• Material supplied:
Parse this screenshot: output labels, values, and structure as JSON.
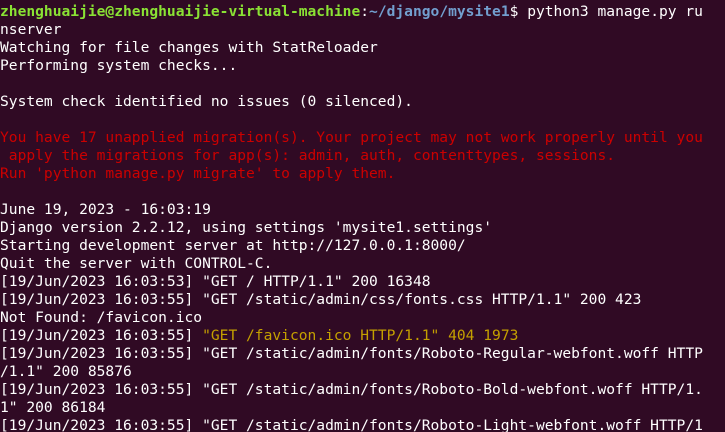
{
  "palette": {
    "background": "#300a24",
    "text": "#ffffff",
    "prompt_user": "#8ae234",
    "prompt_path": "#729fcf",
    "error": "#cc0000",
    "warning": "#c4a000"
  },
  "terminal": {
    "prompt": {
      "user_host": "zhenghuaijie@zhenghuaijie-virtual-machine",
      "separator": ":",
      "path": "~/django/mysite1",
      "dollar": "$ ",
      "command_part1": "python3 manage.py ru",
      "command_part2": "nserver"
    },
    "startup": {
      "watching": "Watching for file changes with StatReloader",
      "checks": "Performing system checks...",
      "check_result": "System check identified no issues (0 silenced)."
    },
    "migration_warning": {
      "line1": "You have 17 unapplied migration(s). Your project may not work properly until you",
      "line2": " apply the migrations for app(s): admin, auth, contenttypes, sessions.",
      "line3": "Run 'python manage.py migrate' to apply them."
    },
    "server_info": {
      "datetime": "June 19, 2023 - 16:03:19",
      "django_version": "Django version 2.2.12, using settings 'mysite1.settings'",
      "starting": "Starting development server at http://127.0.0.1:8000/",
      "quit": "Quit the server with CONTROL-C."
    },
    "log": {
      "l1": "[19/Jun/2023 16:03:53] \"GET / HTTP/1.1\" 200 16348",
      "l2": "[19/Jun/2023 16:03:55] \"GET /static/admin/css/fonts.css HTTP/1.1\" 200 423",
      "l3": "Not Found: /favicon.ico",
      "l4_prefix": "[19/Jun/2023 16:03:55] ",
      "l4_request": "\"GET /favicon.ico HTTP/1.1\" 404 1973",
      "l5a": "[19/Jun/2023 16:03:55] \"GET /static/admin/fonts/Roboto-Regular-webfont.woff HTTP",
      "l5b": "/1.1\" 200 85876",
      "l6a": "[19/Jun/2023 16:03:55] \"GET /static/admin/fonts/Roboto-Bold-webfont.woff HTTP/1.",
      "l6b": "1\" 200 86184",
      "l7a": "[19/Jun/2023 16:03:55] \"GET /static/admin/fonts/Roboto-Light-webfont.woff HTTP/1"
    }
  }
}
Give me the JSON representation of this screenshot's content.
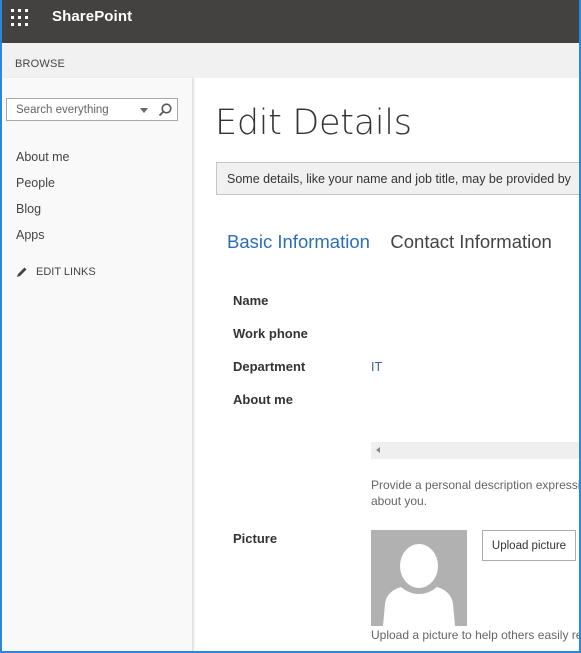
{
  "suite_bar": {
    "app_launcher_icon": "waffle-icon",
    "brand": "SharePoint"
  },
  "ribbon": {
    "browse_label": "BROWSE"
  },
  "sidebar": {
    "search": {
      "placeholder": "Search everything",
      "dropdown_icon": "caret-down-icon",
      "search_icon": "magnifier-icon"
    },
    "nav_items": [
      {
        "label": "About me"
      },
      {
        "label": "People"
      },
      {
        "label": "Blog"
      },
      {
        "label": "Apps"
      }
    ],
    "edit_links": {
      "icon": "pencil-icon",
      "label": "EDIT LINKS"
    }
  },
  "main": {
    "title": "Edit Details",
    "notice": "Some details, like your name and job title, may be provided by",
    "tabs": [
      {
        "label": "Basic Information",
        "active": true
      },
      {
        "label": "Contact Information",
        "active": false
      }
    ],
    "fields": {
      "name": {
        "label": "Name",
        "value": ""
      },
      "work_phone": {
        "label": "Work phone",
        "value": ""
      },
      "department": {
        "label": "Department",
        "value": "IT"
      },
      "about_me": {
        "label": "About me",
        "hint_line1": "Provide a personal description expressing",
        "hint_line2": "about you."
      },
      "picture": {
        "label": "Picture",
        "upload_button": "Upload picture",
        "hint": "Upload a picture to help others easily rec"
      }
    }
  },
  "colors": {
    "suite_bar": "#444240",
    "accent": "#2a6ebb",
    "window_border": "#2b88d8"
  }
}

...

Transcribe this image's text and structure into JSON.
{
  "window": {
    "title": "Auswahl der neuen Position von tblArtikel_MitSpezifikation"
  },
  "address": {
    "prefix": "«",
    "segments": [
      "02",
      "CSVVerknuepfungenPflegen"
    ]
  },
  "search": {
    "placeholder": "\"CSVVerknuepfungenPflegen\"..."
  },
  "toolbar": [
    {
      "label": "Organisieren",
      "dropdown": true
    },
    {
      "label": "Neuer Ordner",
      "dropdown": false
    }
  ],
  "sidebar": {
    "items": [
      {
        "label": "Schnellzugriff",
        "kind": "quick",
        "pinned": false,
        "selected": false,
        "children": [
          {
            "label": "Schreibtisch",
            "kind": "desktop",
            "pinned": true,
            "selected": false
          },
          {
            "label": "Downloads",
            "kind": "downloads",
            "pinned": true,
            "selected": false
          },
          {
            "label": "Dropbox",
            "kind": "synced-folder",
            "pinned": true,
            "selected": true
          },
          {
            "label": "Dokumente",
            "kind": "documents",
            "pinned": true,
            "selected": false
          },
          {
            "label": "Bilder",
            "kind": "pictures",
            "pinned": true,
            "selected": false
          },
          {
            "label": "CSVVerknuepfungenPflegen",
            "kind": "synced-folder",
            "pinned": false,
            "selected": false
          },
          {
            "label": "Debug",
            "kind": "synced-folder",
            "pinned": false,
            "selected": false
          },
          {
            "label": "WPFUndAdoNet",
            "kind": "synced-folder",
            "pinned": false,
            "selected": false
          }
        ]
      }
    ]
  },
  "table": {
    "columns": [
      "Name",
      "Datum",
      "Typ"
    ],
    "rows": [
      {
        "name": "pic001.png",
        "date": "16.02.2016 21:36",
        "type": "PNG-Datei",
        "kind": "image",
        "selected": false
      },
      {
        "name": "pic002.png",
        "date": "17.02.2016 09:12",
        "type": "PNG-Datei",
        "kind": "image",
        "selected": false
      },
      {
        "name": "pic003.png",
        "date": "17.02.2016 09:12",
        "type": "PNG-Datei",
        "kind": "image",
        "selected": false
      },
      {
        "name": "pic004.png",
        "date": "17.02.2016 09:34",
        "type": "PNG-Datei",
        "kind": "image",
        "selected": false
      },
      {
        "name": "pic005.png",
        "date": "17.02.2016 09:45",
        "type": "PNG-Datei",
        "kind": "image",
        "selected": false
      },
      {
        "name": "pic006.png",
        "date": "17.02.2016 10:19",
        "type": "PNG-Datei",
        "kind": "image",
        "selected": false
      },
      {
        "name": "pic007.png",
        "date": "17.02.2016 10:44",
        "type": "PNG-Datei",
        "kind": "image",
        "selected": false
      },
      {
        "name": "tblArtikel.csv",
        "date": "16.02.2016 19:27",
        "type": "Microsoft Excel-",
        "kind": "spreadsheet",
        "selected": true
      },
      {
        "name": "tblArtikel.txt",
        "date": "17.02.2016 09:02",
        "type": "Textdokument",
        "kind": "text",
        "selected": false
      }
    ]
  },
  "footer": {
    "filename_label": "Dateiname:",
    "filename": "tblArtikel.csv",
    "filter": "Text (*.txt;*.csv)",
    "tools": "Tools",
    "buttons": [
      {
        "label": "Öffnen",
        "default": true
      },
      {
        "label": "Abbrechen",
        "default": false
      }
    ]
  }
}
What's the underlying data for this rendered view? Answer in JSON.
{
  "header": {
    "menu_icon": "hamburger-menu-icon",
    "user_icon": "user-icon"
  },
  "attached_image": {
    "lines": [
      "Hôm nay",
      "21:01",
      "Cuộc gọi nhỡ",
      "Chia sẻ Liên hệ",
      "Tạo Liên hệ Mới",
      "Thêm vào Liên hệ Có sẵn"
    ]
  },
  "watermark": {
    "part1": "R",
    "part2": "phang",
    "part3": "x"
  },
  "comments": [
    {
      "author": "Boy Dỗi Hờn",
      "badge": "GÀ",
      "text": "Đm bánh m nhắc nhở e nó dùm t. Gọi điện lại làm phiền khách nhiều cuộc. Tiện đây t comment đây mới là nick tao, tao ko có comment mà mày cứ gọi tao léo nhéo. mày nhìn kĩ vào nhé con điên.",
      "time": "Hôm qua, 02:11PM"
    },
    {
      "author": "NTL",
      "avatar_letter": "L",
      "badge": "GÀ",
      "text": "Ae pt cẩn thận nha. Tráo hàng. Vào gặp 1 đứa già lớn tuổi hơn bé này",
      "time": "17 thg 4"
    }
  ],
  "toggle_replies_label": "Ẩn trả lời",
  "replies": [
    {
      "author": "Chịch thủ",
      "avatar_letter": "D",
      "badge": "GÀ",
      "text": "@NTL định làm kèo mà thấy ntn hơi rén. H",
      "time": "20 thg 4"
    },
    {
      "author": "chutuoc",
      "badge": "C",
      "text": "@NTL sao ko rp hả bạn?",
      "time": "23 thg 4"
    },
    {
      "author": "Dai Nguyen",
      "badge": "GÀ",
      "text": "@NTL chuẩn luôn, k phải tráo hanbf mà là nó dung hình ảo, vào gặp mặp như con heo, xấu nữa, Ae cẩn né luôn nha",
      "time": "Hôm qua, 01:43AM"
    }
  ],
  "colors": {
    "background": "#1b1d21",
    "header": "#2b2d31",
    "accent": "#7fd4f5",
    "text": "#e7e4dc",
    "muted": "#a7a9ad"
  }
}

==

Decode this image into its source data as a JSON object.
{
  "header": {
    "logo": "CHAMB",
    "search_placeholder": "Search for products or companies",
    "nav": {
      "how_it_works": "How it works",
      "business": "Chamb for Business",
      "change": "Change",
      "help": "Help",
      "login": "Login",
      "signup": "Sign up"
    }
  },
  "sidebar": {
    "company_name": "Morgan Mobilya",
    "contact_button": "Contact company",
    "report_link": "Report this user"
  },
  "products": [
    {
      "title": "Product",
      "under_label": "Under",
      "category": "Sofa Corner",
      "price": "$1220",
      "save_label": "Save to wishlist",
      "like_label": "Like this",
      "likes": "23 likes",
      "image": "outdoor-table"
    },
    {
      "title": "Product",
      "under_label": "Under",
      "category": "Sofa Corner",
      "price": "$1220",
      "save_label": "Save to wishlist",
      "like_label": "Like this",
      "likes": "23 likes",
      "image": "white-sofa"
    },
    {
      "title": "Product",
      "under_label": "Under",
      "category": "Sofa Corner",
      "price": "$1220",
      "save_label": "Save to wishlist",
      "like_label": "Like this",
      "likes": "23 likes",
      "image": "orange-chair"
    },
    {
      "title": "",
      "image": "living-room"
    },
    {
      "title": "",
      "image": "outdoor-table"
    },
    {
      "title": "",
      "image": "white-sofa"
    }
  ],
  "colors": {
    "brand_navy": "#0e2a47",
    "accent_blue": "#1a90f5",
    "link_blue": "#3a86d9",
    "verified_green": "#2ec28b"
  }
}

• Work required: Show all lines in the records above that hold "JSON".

• Solution:
Parse this screenshot: output labels, values, and structure as JSON.
Give me the JSON representation of this screenshot's content.
Transcribe this image's text and structure into JSON.
What's the underlying data for this rendered view? Answer in JSON.
Decode this image into its source data as a JSON object.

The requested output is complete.